The experienced demographer and researcher, John C. Caldwell11, reviewed Connelly’s book for Science and found it interesting but “deeply flawed” and “a lawyer’s argument”. How come? In the Preface Connelly states “…it really comes down to values”. Yet, he is not clear about his values (“This book will not try to settle existential questions”, p. xi). Presumably, freedom of human reproduction without any form of external influence or interference is a major value for Connelly. Population growth is solved just by educating women, not by FP, according to him. He mentions some problems with growing populations in passing, but emphasizes the “sanctity of life”. Human life, that is. Other forms of life and ecosystems that we all depend upon are hardly mentioned in the book, in spite of its length.
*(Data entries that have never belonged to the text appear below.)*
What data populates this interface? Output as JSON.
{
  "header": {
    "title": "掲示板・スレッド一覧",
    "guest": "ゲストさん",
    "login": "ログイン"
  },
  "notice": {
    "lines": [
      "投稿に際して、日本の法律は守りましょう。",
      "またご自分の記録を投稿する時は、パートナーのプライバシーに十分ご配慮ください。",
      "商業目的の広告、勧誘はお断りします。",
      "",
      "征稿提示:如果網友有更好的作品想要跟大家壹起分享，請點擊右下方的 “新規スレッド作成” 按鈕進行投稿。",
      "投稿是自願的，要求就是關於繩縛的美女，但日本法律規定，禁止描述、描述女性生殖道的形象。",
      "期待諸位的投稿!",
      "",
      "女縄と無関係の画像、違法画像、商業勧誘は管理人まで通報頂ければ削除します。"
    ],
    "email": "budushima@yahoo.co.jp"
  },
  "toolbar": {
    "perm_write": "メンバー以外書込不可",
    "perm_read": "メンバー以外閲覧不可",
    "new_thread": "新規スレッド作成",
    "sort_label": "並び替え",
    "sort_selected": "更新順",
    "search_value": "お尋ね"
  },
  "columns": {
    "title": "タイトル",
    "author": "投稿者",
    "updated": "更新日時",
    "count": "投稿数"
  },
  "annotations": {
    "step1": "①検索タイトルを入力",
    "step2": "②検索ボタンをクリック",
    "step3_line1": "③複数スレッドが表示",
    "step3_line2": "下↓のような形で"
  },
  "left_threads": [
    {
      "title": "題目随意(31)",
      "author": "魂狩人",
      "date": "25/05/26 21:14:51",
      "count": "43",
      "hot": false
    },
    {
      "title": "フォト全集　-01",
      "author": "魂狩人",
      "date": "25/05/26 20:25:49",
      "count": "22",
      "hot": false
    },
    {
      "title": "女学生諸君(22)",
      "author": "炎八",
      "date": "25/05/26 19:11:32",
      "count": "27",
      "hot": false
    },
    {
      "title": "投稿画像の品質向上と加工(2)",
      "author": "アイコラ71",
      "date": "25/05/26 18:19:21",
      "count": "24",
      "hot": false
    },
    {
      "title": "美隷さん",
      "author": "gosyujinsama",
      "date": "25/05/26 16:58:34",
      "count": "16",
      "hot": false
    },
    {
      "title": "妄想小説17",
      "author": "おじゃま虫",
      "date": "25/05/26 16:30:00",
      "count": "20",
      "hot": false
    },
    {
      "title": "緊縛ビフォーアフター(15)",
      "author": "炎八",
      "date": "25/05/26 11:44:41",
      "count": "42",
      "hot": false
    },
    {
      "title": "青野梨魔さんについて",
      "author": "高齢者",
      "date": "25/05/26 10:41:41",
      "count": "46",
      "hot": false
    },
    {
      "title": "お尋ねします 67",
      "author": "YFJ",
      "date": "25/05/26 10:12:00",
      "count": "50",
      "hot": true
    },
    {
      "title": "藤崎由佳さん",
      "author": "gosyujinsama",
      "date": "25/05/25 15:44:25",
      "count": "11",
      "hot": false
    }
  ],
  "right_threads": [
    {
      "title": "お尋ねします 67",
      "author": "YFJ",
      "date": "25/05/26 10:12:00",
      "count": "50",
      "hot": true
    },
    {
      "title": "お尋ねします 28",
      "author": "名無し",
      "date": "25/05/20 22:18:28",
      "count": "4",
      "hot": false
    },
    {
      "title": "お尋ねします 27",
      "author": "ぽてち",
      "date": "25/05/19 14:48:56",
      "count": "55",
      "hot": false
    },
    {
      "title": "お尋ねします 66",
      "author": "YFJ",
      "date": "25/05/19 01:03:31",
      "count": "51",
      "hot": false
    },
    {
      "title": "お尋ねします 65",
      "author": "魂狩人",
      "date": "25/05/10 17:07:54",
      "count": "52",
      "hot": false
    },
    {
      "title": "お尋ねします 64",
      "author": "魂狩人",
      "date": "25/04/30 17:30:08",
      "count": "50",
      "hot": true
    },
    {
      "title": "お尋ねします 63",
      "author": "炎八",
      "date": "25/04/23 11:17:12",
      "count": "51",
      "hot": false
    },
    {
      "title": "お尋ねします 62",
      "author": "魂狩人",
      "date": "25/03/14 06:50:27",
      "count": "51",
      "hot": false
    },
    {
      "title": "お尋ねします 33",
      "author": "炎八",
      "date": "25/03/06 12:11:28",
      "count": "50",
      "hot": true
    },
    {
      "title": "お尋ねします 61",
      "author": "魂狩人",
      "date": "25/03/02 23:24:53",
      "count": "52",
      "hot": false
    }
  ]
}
For readers interested in the many successful FP programs in history, the book by Robinson & Ross12 can be recommended, free online.
1Solinger, R. & Nakachi, M. (Editors) 2016. Reproductive states. Global perspectives on the invention and implementation of population policy. Oxford University Press, Oxford.
2White, T. 2016. China’s population policy in historical context. Pages 329-368, in Solinger, R. & Nakachi, M. (Editors) 2016. Reproductive states. Global perspectives on the invention and implementation of population policy. Oxford University Press, Oxford.
3Whyte, M.K. et al. 2015. Challenging myths about China’s one-child policy. The China Journal, No. 74 (July), pages 144-159. https://pubmed.ncbi.nlm.nih.gov/31431804/
4Wattal, P.K. 1916. The Population Problem in India: A Census Study. Bennett, Coleman and Company, Bombay.
5Harkavy, O. & Roy, K. 2006. Emergence of the Indian National Family Planning Program. In: Warren C. Robinson and John A. Ross (Editors). The Global Family Planning Revolution: Three Decades of Population Policies and Programs, pp. 301-324. The World Bank, Washington, DC. Free online at https://openknowledge.worldbank.org/handle/10986/6788
6Ahluwalia, S. & Parmar, D. 2016. From Gandhi to Gandhi: Contraceptive technologies and sexual politics in post-colonial India, 1947-1977. Pages 124-155 in Solinger, R. & Nakachi, M. (Editors) 2016. Reproductive states. Global perspectives on the invention and implementation of population policy. Oxford University Press, Oxford.
7Gwatkin, D.R. 1979. Political Will and Family Planning: The Implications of India’s Emergency Experience. Population and Development Review, Vol. 5, No. 1 (Mar., 1979), pp. 29-59. https://www.jstor.org/stable/1972317?seq=1#metadata_info_tab_contents
8Connelly, M. 2008. Fatal misconception. The struggle to control world population. Belknap Press & Harvard University Press.
9Cleland, J. 2008. Review of Connelly’s book, in Population and Development Review, Vol. 34, No. 3 (September), pp. 560-561. https://www.jstor.org/stable/i25434702
10Potts, M. 2008. Review, “Fatal Misconception: The Struggle to Control World Population”, in Population and Development Review, Vol. 34, No. 3 (September), pp. 560-561. https://bixby.berkeley.edu/publication/review-of-connollys-fatal-misconception-the-struggle-to-control-world-population/
11Caldwell, J.C. 2008. A polemic against control. Science 321, 1043. https://www.google.com/search?q=A+Polemic+Against+Control+John+C.+Caldwell
12Warren C. Robinson and John A. Ross (Editors), 2006. The Global Family Planning Revolution: Three Decades of Population Policies and Programs, pp. 301-324. The World Bank, Washington, DC. Free online at https://openknowledge.worldbank.org/handle/10986/6788